liver damage occurs without any symptoms at all. When symptoms do manifest, they often indicate that the damage has progressed to a relatively severe stage. Among the symptoms of liver damage are itching, overall body pain, nausea, loss of appetite, enlarged liver (resulting in localized pain over the upper right side of the torso), inflammation of the abdomen, and jaundice.

Other indications that you may not perceive yourself include elevated liver enzymes (detectable through a blood test), and fatty deposits, growths and tumors, or fibrous scarring of the liver (detectable through diagnostic imaging such as an ultrasound, CT scan, or MRI).


Liver damage can be caused by excessive alcohol consumption, obesity, various drugs and medications, and diseases of the liver ranging from the relatively mild and benign (such as
fatty liver disease or hemangioma liver) to the serious and life-threatening (such as cirrhosis of the liver, cryptogenic cirrhosis, hepatitis, or cancer of the liver). Continued below....

Alcohol, Alcoholism, and Liver Damage

Alcohol abuse is a factor in serious liver damage probably more often than any other single cause. Liver diseases such as fatty liver and cirrhosis are divided by physicians into alcoholic and non-alcoholic versions. Although the two versions of these illnesses are approximately identical in symptoms and prognosis, the differing causes indicate differing treatment regimens. An obvious treatment of alcoholic liver disease is to stop drinking, while that will achieve little if the disease arises from other causes and alcohol intake is moderate or nonexistent.

Even when the cause is something other than alcohol, though, an alcohol-free lifestyle may be indicated, as alcohol is likely to aggravate any existing liver conditions.

Acetominophen (Tylenol)

There is some evidence of liver damage resulting from excessive intake of the pain reliever acetominophen (the active ingredient in Tylenol). There is also some evidence, although it is not unconflicted, of liver damage resulting from non-excessive doses of acetominophen over a long period of time. However, the general conclusion among doctors is that acetominophen is safe to take for patients with mild to moderate liver disease or liver damage as long as recommended doses are not exceeded.

In patients with healthy livers, studies have shown that acetominophen can produce elevated liver enzymes, but the enzymes returned to normal when the drug ceased to be taken, producing no long-term effect.

Is Liver Damage Reversible?

Whether liver damage is reversible depends on how progressed the liver disease becomes and how much and in what form the damage accrues.

Mild liver conditions such as fatty liver can often be reversed (causing the fatty deposits to shrink and disappear) with changes in lifestyle, depending on the underlying cause, e.g. cessation of drinking if the cause is alcoholic or diet and exercise changes if the cause is obesity.

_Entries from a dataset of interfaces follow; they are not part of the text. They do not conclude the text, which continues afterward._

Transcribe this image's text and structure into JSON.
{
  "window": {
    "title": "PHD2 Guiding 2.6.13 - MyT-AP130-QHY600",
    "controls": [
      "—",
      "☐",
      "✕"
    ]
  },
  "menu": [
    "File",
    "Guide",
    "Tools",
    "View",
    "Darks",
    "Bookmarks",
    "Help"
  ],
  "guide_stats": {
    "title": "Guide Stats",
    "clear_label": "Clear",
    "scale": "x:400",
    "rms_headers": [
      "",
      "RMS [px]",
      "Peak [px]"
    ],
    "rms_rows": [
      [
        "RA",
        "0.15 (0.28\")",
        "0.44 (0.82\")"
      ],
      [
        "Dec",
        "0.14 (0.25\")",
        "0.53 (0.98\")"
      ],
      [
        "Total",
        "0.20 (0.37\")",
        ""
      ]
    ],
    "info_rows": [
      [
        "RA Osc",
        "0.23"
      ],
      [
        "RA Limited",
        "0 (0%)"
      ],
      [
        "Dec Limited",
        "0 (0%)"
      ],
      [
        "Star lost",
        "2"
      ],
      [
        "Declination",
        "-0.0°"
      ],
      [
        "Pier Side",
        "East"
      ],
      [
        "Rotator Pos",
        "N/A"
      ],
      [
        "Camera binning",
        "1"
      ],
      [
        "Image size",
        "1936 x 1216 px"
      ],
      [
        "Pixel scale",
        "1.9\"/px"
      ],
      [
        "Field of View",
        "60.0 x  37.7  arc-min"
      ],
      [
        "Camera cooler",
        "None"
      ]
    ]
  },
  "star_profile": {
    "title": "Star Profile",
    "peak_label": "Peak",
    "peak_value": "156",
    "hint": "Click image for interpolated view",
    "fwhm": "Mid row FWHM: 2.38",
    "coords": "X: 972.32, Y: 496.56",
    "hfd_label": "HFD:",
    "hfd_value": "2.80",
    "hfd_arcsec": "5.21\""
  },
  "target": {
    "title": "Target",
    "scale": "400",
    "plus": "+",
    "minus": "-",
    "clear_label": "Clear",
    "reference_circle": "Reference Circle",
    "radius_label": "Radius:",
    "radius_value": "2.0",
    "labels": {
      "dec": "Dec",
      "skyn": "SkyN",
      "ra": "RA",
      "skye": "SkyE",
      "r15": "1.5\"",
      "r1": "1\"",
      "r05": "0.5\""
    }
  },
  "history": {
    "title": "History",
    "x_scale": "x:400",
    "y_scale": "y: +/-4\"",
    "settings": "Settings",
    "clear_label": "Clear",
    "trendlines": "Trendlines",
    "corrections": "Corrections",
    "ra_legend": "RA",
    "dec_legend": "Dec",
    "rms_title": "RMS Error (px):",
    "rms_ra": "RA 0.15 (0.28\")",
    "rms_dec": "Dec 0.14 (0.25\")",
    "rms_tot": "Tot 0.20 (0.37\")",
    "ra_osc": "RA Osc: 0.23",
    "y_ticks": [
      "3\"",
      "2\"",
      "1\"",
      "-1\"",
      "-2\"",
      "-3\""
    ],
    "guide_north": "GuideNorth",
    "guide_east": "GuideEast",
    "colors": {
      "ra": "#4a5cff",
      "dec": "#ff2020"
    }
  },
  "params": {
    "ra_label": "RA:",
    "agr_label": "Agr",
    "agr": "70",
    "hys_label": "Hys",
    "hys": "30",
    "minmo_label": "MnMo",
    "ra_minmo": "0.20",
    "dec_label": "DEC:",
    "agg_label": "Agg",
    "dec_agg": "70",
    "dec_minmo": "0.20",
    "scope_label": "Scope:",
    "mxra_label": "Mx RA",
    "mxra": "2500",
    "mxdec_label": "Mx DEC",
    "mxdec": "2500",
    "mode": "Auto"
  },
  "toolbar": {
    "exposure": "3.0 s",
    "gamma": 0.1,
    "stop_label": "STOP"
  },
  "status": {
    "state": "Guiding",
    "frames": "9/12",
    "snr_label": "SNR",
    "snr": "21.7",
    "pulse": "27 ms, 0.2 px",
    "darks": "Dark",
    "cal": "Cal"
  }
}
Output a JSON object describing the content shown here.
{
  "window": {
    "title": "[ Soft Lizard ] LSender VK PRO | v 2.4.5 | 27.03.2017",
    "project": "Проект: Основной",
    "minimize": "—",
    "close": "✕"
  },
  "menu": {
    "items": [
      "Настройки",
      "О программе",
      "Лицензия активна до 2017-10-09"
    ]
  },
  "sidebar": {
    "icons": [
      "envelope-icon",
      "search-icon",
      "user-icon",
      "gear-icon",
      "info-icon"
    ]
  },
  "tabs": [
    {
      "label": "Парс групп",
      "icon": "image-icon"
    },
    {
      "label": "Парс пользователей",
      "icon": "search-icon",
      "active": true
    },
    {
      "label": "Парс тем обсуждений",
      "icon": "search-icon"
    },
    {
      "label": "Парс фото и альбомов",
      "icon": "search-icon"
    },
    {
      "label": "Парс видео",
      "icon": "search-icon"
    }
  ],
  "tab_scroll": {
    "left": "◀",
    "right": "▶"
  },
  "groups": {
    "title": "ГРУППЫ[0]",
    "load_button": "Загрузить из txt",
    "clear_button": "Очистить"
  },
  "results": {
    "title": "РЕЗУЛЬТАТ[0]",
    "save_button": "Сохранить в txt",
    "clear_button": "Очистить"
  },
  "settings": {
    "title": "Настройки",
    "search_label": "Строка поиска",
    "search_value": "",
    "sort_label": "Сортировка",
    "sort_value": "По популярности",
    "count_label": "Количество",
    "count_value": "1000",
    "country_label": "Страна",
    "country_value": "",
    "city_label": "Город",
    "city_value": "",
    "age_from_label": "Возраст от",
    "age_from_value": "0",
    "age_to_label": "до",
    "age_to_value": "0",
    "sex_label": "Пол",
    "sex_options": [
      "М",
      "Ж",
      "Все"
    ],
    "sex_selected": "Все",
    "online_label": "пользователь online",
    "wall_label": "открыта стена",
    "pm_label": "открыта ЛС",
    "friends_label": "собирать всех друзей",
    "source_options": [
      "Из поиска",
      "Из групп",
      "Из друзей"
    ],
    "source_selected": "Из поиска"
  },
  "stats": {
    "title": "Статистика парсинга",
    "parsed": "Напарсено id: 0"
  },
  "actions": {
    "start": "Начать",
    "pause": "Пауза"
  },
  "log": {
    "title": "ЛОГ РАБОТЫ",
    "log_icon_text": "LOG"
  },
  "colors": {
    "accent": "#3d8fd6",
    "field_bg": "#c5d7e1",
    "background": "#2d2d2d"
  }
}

Serious liver damage such as scarring, fibrosis, and cirrhosis is however irreversible if you use traditional medications. The progression of the disease may be arrested with lifestyle changes in many cases, but any damage that has already occurred is often irreparable. Severe liver damage leading to liver failure can call for a liver transplant as the only way to restore liver functioning long term.

Liver Damage